The main cause of alarm was that Volkswagen closed its main plant in Wolfsburg for two weeks at the beginning of October - due to the lack of semiconductors. The Stellantis subsidiary Opel announced that they wanted to close the Eisenach plant for three months due to the global shortage of chips. And Skoda too, says it will “significantly reduce or even stop” production from October 18 until the end of the year. The global chip shortage in the automotive sector was to blame, said a Skoda Spokesman.
The Czech manufacturer still has to build chips into tens of thousands of otherwise finished cars. Dealers report months of waiting times for new cars. Instead of the expected 1.3m vehicles, Skoda is expected to produce only 1.15m vehicles in 2021 - no more than in the corona year 2020.
There are also reports like this from Toyota in the Czech plant in Kolin, in Hungary from Mercedes-Benz and Suzuki, and from the Swedish manufacturer Volvo. Monthly sales there fell by 30% in September due to the lack of components.
The automobile transporters are thus trapped. Although they usually have long-term framework agreements with the vehicle manufacturers, there are no volume guarantees. As a result, some logisticians are already closing their operations one or two days a week. “In some cases, entire companies are taken off the grid,” reports the European industry Association ECG.
This situation is likely to last for months. The large German parts manufacturer Continental expects that the semiconductor shortage will last until 2022, so that the car logistics specialists are threatened with the third year of the crisis in a row.
Some of them barely made a black zero even before Corona. Market leader Schnellecke from Wolfsburg, for example, who achieved annual sales of €1.15bn with almost 20,000 employees and customers such as the VW Group, Mercedes, BMW or Fiat before Corona, closed the 2019 financial year with a net loss of €3.7m away. Marketing director Cersten Hellmich does not want to comment on the current situation.
Competitor ARS Altmann, who organises rail and truck transports for the automotive industry in Wolnzach in southern Germany and employs around 1,000 people, also just missed breakeven in 2019. In 2020, the semi-state BLG Group, which, in addition to rail loading, also organizes overseas transport for numerous car manufacturers in Bremen and Bremerhaven, also plunged deep into the red. With a turnover of €1.1bn - a good half of it from automotive logistics - the net loss for the group towered to €120m in 2020. In the first half of 2021, they only managed a black zero.
Because a recovery for the industry is becoming more and more distant, some companies could soon disappear from the market, fears ECG Association President Göbel. "The current crisis will lead to further consolidation," he is certain. So far, neither BLG nor ARS Altmann have wanted to comment on this.

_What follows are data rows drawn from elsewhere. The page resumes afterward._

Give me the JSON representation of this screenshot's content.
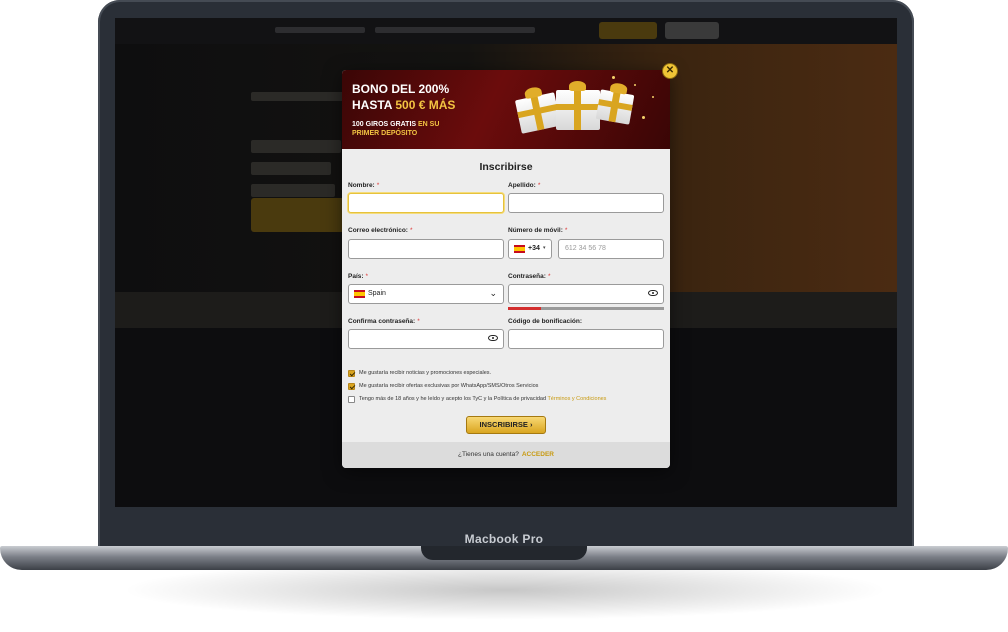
{
  "device": {
    "label": "Macbook Pro"
  },
  "promo": {
    "line1": "BONO DEL 200%",
    "line2_prefix": "HASTA ",
    "line2_amount": "500 € MÁS",
    "line3_prefix": "100 GIROS GRATIS ",
    "line3_highlight": "EN SU",
    "line4": "PRIMER DEPÓSITO"
  },
  "form": {
    "title": "Inscribirse",
    "required_mark": "*",
    "nombre_label": "Nombre:",
    "apellido_label": "Apellido:",
    "email_label": "Correo electrónico:",
    "mobile_label": "Número de móvil:",
    "country_code": "+34",
    "phone_placeholder": "612 34 56 78",
    "country_label": "País:",
    "country_value": "Spain",
    "password_label": "Contraseña:",
    "password_strength": 0.21,
    "confirm_label": "Confirma contraseña:",
    "bonus_label": "Código de bonificación:",
    "check1": "Me gustaría recibir noticias y promociones especiales.",
    "check2": "Me gustaría recibir ofertas exclusivas por WhatsApp/SMS/Otros Servicios",
    "check3_text": "Tengo más de 18 años y he leído y acepto los TyC y la Política de privacidad ",
    "check3_link": "Términos y Condiciones",
    "submit": "INSCRIBIRSE",
    "submit_arrow": "›",
    "have_account": "¿Tienes una cuenta?",
    "login": "ACCEDER"
  },
  "colors": {
    "accent_gold": "#d9a520",
    "link_gold": "#c89a10",
    "banner_red": "#6b0c0c",
    "error_red": "#d32f2f"
  },
  "icons": {
    "close": "close-icon",
    "eye": "eye-icon",
    "flag": "spain-flag-icon",
    "chevron": "chevron-down-icon",
    "check": "check-icon"
  }
}
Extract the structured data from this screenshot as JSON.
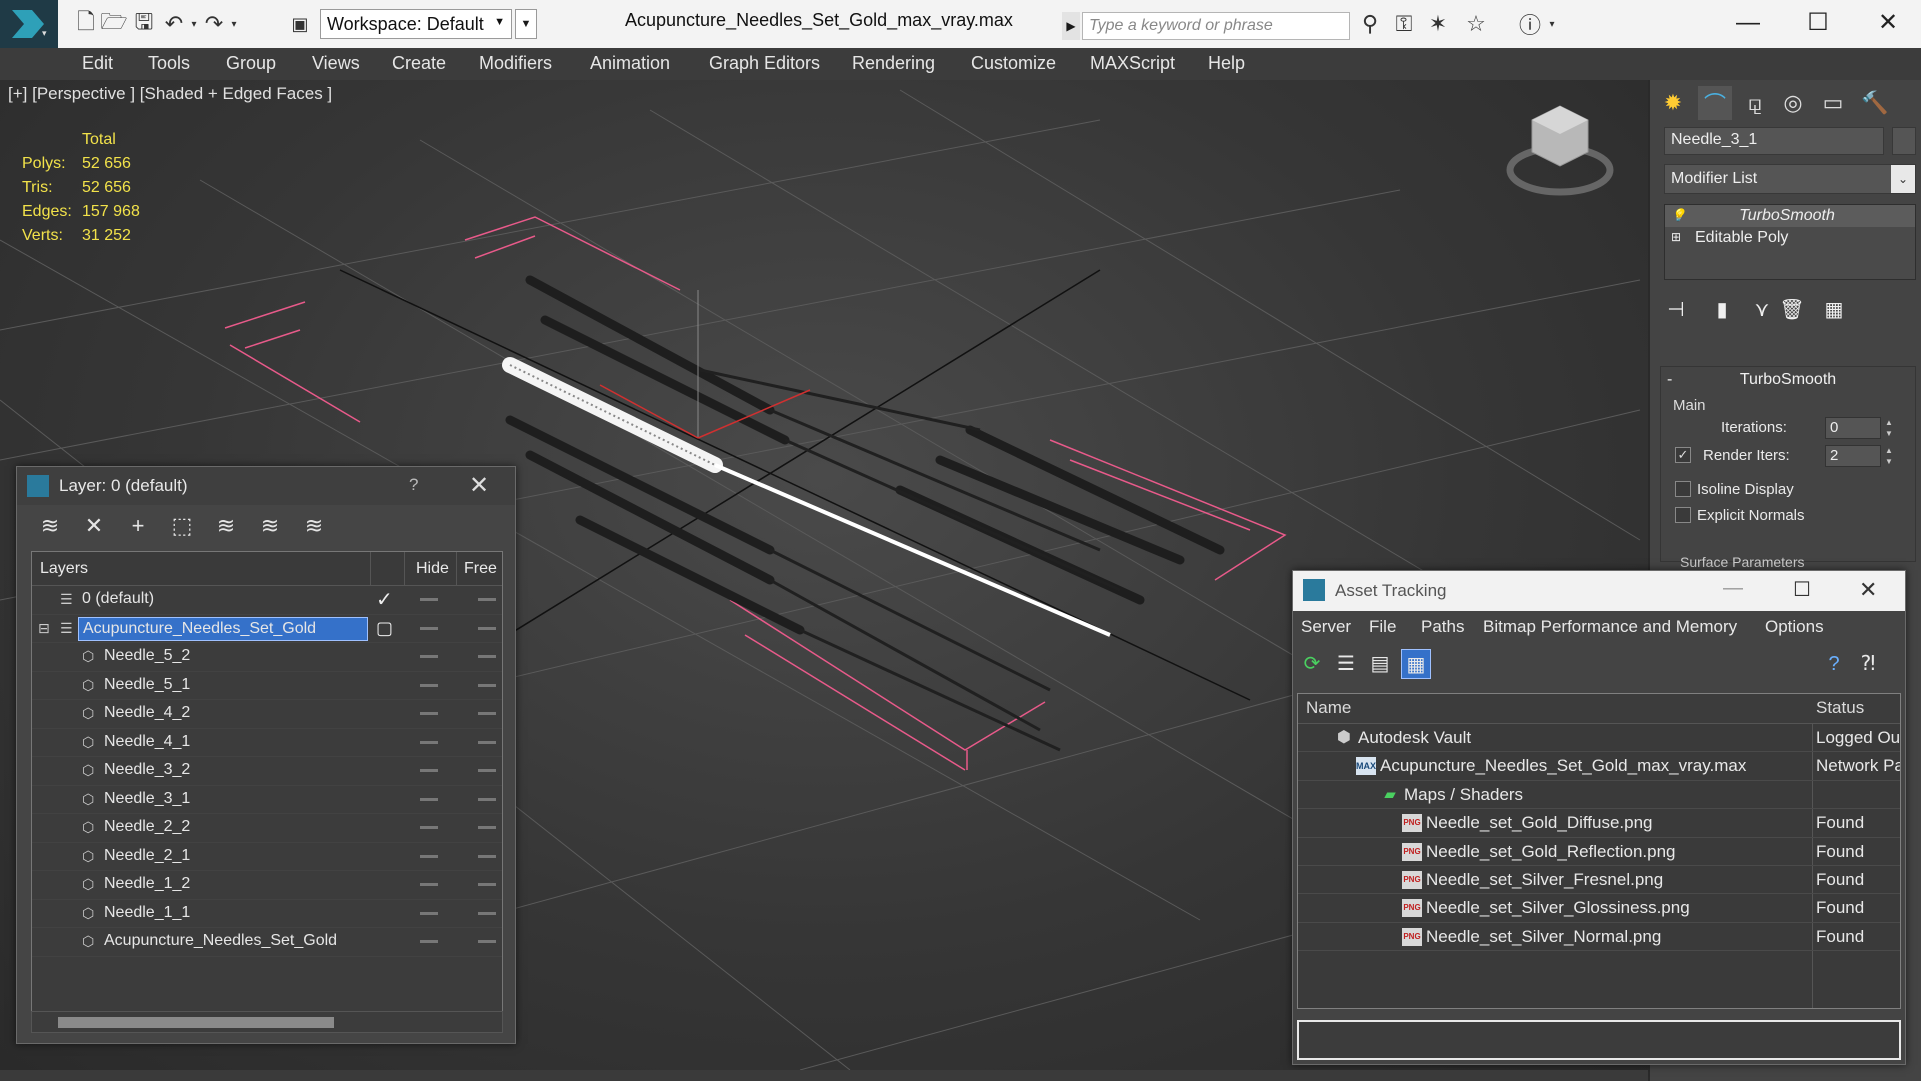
{
  "titlebar": {
    "workspace_label": "Workspace: Default",
    "file_title": "Acupuncture_Needles_Set_Gold_max_vray.max",
    "search_placeholder": "Type a keyword or phrase"
  },
  "menubar": {
    "items": [
      "Edit",
      "Tools",
      "Group",
      "Views",
      "Create",
      "Modifiers",
      "Animation",
      "Graph Editors",
      "Rendering",
      "Customize",
      "MAXScript",
      "Help"
    ]
  },
  "viewport": {
    "label": "[+] [Perspective ] [Shaded + Edged Faces ]",
    "stats_header": "Total",
    "stats": [
      {
        "label": "Polys:",
        "value": "52 656"
      },
      {
        "label": "Tris:",
        "value": "52 656"
      },
      {
        "label": "Edges:",
        "value": "157 968"
      },
      {
        "label": "Verts:",
        "value": "31 252"
      }
    ],
    "stats_color": "#f2e24a"
  },
  "command_panel": {
    "object_name": "Needle_3_1",
    "modifier_list_label": "Modifier List",
    "stack": [
      {
        "label": "TurboSmooth",
        "selected": true
      },
      {
        "label": "Editable Poly",
        "selected": false
      }
    ],
    "rollout_title": "TurboSmooth",
    "group_main": "Main",
    "iterations_label": "Iterations:",
    "iterations_value": "0",
    "render_iters_label": "Render Iters:",
    "render_iters_value": "2",
    "isoline_label": "Isoline Display",
    "explicit_normals_label": "Explicit Normals",
    "surface_params_label": "Surface Parameters"
  },
  "layer_dialog": {
    "title": "Layer: 0 (default)",
    "help": "?",
    "columns": {
      "layers": "Layers",
      "hide": "Hide",
      "freeze": "Free"
    },
    "rows": [
      {
        "name": "0 (default)",
        "level": 0,
        "type": "layer"
      },
      {
        "name": "Acupuncture_Needles_Set_Gold",
        "level": 0,
        "type": "layer",
        "selected": true
      },
      {
        "name": "Needle_5_2",
        "level": 1,
        "type": "object"
      },
      {
        "name": "Needle_5_1",
        "level": 1,
        "type": "object"
      },
      {
        "name": "Needle_4_2",
        "level": 1,
        "type": "object"
      },
      {
        "name": "Needle_4_1",
        "level": 1,
        "type": "object"
      },
      {
        "name": "Needle_3_2",
        "level": 1,
        "type": "object"
      },
      {
        "name": "Needle_3_1",
        "level": 1,
        "type": "object"
      },
      {
        "name": "Needle_2_2",
        "level": 1,
        "type": "object"
      },
      {
        "name": "Needle_2_1",
        "level": 1,
        "type": "object"
      },
      {
        "name": "Needle_1_2",
        "level": 1,
        "type": "object"
      },
      {
        "name": "Needle_1_1",
        "level": 1,
        "type": "object"
      },
      {
        "name": "Acupuncture_Needles_Set_Gold",
        "level": 1,
        "type": "object"
      }
    ]
  },
  "asset_dialog": {
    "title": "Asset Tracking",
    "menu": [
      "Server",
      "File",
      "Paths",
      "Bitmap Performance and Memory",
      "Options"
    ],
    "columns": {
      "name": "Name",
      "status": "Status"
    },
    "rows": [
      {
        "name": "Autodesk Vault",
        "status": "Logged Ou",
        "level": 0,
        "icon": "vault-icon"
      },
      {
        "name": "Acupuncture_Needles_Set_Gold_max_vray.max",
        "status": "Network Pa",
        "level": 1,
        "icon": "max-file-icon"
      },
      {
        "name": "Maps / Shaders",
        "status": "",
        "level": 2,
        "icon": "maps-icon"
      },
      {
        "name": "Needle_set_Gold_Diffuse.png",
        "status": "Found",
        "level": 3,
        "icon": "png-icon"
      },
      {
        "name": "Needle_set_Gold_Reflection.png",
        "status": "Found",
        "level": 3,
        "icon": "png-icon"
      },
      {
        "name": "Needle_set_Silver_Fresnel.png",
        "status": "Found",
        "level": 3,
        "icon": "png-icon"
      },
      {
        "name": "Needle_set_Silver_Glossiness.png",
        "status": "Found",
        "level": 3,
        "icon": "png-icon"
      },
      {
        "name": "Needle_set_Silver_Normal.png",
        "status": "Found",
        "level": 3,
        "icon": "png-icon"
      }
    ]
  }
}
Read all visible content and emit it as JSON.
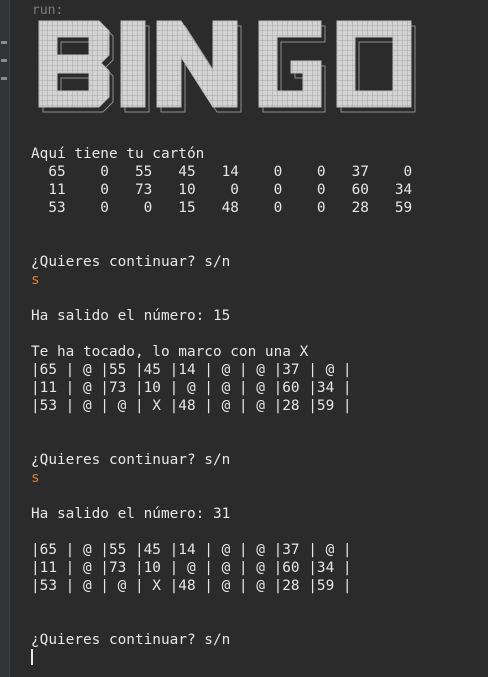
{
  "run_label": "run:",
  "banner_text": "BINGO",
  "console_lines": [
    {
      "text": "Aquí tiene tu cartón"
    },
    {
      "text": "  65    0   55   45   14    0    0   37    0"
    },
    {
      "text": "  11    0   73   10    0    0    0   60   34"
    },
    {
      "text": "  53    0    0   15   48    0    0   28   59"
    },
    {
      "text": ""
    },
    {
      "text": ""
    },
    {
      "text": "¿Quieres continuar? s/n"
    },
    {
      "text": "s",
      "style": "input"
    },
    {
      "text": ""
    },
    {
      "text": "Ha salido el número: 15"
    },
    {
      "text": ""
    },
    {
      "text": "Te ha tocado, lo marco con una X"
    },
    {
      "text": "|65 | @ |55 |45 |14 | @ | @ |37 | @ |"
    },
    {
      "text": "|11 | @ |73 |10 | @ | @ | @ |60 |34 |"
    },
    {
      "text": "|53 | @ | @ | X |48 | @ | @ |28 |59 |"
    },
    {
      "text": ""
    },
    {
      "text": ""
    },
    {
      "text": "¿Quieres continuar? s/n"
    },
    {
      "text": "s",
      "style": "input"
    },
    {
      "text": ""
    },
    {
      "text": "Ha salido el número: 31"
    },
    {
      "text": ""
    },
    {
      "text": "|65 | @ |55 |45 |14 | @ | @ |37 | @ |"
    },
    {
      "text": "|11 | @ |73 |10 | @ | @ | @ |60 |34 |"
    },
    {
      "text": "|53 | @ | @ | X |48 | @ | @ |28 |59 |"
    },
    {
      "text": ""
    },
    {
      "text": ""
    },
    {
      "text": "¿Quieres continuar? s/n"
    },
    {
      "text": "",
      "style": "cursor"
    }
  ],
  "colors": {
    "background": "#2b2b2b",
    "text": "#e6e6e6",
    "input": "#d97d3a",
    "banner_fill": "#d4d4d4",
    "banner_outline": "#bdbdbd"
  }
}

A restart in the industry would become more and more difficult. “Anyone who loses drivers or sells systems today cannot simply replace them,” explains the Mosolf executive board, whose customers include vehicle manufacturers such as Opel , Mercedes and Fiat. The container market is a cautionary example of this: the shipping companies there, too, have massively reduced their capacities after the outbreak of the corona pandemic.
Now, with the resumption of world trade, there were enormous shortages in capacity - and freight rates skyrocketing.